When you want some statistics on unemployment insurance or job training, everyone in town knows that the thing to do is to "call Jack."
But what they often don't know is that Jack Hashian is also a novelist: of history, blood and intrigue.
For years the undercover writer of a well-known mystery series, which by contract he is still forbidden to identify, Hashian went public last fall and wrote his first novel under his own name.
The head of public affairs for the Employment and Training Administration was born in Boston, but as a youth he listened to his father's tales of the Turkish violence against Armenians in the early part of the century.
Now he has distilled those stories, backed up by his readings of British Foreign Office reports on Turkey written by historian Arnold J. Toynbee, into a historical novel, "Mamigon."
Opening in an Armenian village in Anatolia in July, 1915, the novel details the struggles and adventures of Mamigon, a giant Armenian warrior who sees 23 members of his family killed in a Turkish raid on his village.
It ends on the streets of Boston, where the hero has settled and pursued his quest for revenge in this country.
"The theme of the book is that hate is a waste of time," said Hashian, referring to recent acts of Armenian counterterrorism that he regards as fruitless. "The terrorists are killing Turks today that are as innocent as the Mamigon's Armenian family was in 1915."
The former Boston newspaperman is the chief press spokesman for a cluster of programs, including the giant unemployment insurance program and the U.S. job service, a network of public employment offices all over the country, as well as the government's job training programs, including the old Comprehensive Employment and Training Act program, the Job Corps and the new Job Training Partnership Act program.
During the days when the public service jobs program was being criticized for alleged mismanagement, Hashian had to take a lot of heat from reporters.
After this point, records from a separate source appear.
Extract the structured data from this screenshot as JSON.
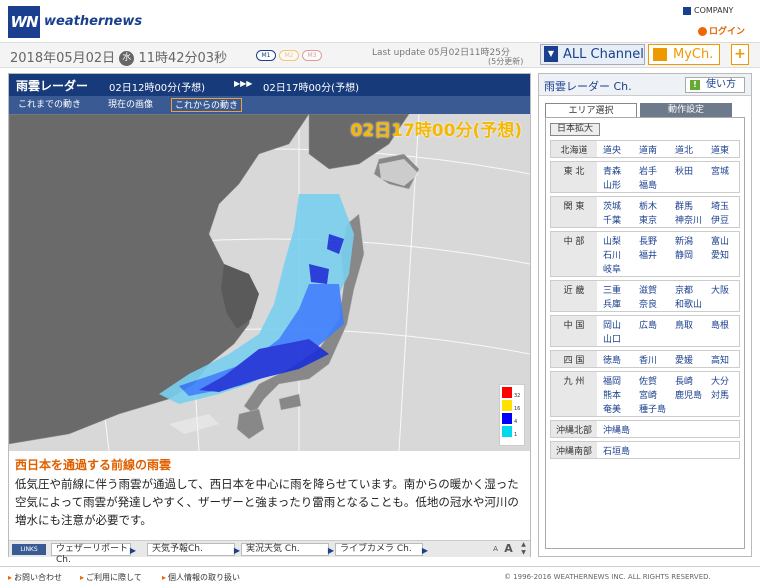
{
  "header": {
    "logo_text": "WN",
    "brand": "weathernews",
    "company": "COMPANY",
    "login": "ログイン"
  },
  "datebar": {
    "date": "2018年05月02日",
    "dow": "水",
    "time": "11時42分03秒",
    "mode_buttons": [
      "M1",
      "M2",
      "M3"
    ],
    "last_update_label": "Last update 05月02日11時25分",
    "update_interval": "(5分更新)"
  },
  "channels": {
    "all": "ALL Channel",
    "mych": "MyCh.",
    "add": "+"
  },
  "radar": {
    "title": "雨雲レーダー",
    "range_start": "02日12時00分(予想)",
    "arrows": "▶▶▶",
    "range_end": "02日17時00分(予想)",
    "buttons": [
      "これまでの動き",
      "現在の画像",
      "これからの動き"
    ],
    "current_time": "02日17時00分(予想)",
    "legend_values": [
      "32",
      "16",
      "4",
      "1"
    ],
    "legend_colors": [
      "#ff0000",
      "#ffe000",
      "#0000ff",
      "#00d8f0"
    ]
  },
  "article": {
    "headline": "西日本を通過する前線の雨雲",
    "body": "低気圧や前線に伴う雨雲が通過して、西日本を中心に雨を降らせています。南からの暖かく湿った空気によって雨雲が発達しやすく、ザーザーと強まったり雷雨となることも。低地の冠水や河川の増水にも注意が必要です。"
  },
  "links": {
    "label": "LINKS",
    "items": [
      "ウェザーリポートCh.",
      "天気予報Ch.",
      "実況天気 Ch.",
      "ライブカメラ Ch."
    ],
    "controls": [
      "A",
      "A",
      "▲",
      "▼"
    ]
  },
  "sidebar": {
    "title": "雨雲レーダー Ch.",
    "howto": "使い方",
    "tabs": [
      "エリア選択",
      "動作設定"
    ],
    "zoom": "日本拡大",
    "regions": [
      {
        "name": "北海道",
        "prefs": [
          "道央",
          "道南",
          "道北",
          "道東"
        ]
      },
      {
        "name": "東 北",
        "prefs": [
          "青森",
          "岩手",
          "秋田",
          "宮城",
          "山形",
          "福島"
        ]
      },
      {
        "name": "関 東",
        "prefs": [
          "茨城",
          "栃木",
          "群馬",
          "埼玉",
          "千葉",
          "東京",
          "神奈川",
          "伊豆"
        ]
      },
      {
        "name": "中 部",
        "prefs": [
          "山梨",
          "長野",
          "新潟",
          "富山",
          "石川",
          "福井",
          "静岡",
          "愛知",
          "岐阜"
        ]
      },
      {
        "name": "近 畿",
        "prefs": [
          "三重",
          "滋賀",
          "京都",
          "大阪",
          "兵庫",
          "奈良",
          "和歌山"
        ]
      },
      {
        "name": "中 国",
        "prefs": [
          "岡山",
          "広島",
          "鳥取",
          "島根",
          "山口"
        ]
      },
      {
        "name": "四 国",
        "prefs": [
          "徳島",
          "香川",
          "愛媛",
          "高知"
        ]
      },
      {
        "name": "九 州",
        "prefs": [
          "福岡",
          "佐賀",
          "長崎",
          "大分",
          "熊本",
          "宮崎",
          "鹿児島",
          "対馬",
          "奄美",
          "種子島"
        ]
      },
      {
        "name": "沖縄北部",
        "prefs": [
          "沖縄島"
        ]
      },
      {
        "name": "沖縄南部",
        "prefs": [
          "石垣島"
        ]
      }
    ]
  },
  "footer": {
    "links": [
      "お問い合わせ",
      "ご利用に際して",
      "個人情報の取り扱い"
    ],
    "copyright": "© 1996-2016 WEATHERNEWS INC. ALL RIGHTS RESERVED."
  }
}
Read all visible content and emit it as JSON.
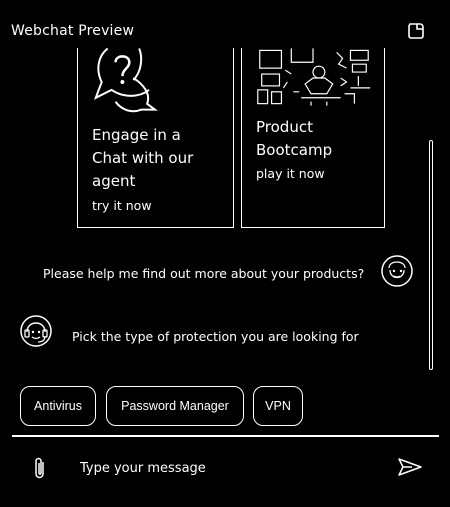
{
  "header": {
    "title": "Webchat Preview",
    "restart_icon": "restart-icon"
  },
  "cards": [
    {
      "title_lines": [
        "Engage in a",
        "Chat with our",
        "agent"
      ],
      "cta": "try it now",
      "icon": "chat-question-icon"
    },
    {
      "title_lines": [
        "Product",
        "Bootcamp"
      ],
      "cta": "play it now",
      "icon": "bootcamp-illustration"
    }
  ],
  "messages": [
    {
      "from": "user",
      "text": "Please help me find out more about your products?"
    },
    {
      "from": "bot",
      "text": "Pick the type of protection you are looking for"
    }
  ],
  "quick_replies": [
    "Antivirus",
    "Password Manager",
    "VPN"
  ],
  "composer": {
    "placeholder": "Type your message",
    "attach_icon": "paperclip-icon",
    "send_icon": "send-icon"
  }
}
But he handles such confrontations with good spirits and gives as well as he gets.
People around his office have known he was a novelist for about 10 years, but they have never revealed the name under which he has written and sold millions of books.
How does someone who is usually in his office by 6 a.m. combine novels with government flackery?
Self-discipline is the answer, he says, learned from William Saroyan, a distant cousin, who told him, "The only way to write, kid, is to sit down and plant your rear on a chair in front of a typewriter and keep working and don't move."
So Hashian goes home each night, eats and watches TV from 6 to 9, then writes until midnight six nights a week. That determination has produced 21 novels, the first 17 of which--about the American Indian wars and the War of 1812-- never were published.
Since then, he's done better. Two mysteries and a manhunt novel sold well and made quite a bit of money for him.
He could retire on his earnings from his books, but he doesn't plan to for a while. He's only 57, and besides, "I need a structured existence," he says, recalling how he worked on two New England papers, one in the morning, the other in the afternoon, simultaneously, as a young man.
But eventually, he says he wants to go to Maine and spend the rest of his life writing more novels. Right now he's writing another thriller under his own name, this one about the Panama Canal. It's due out next spring.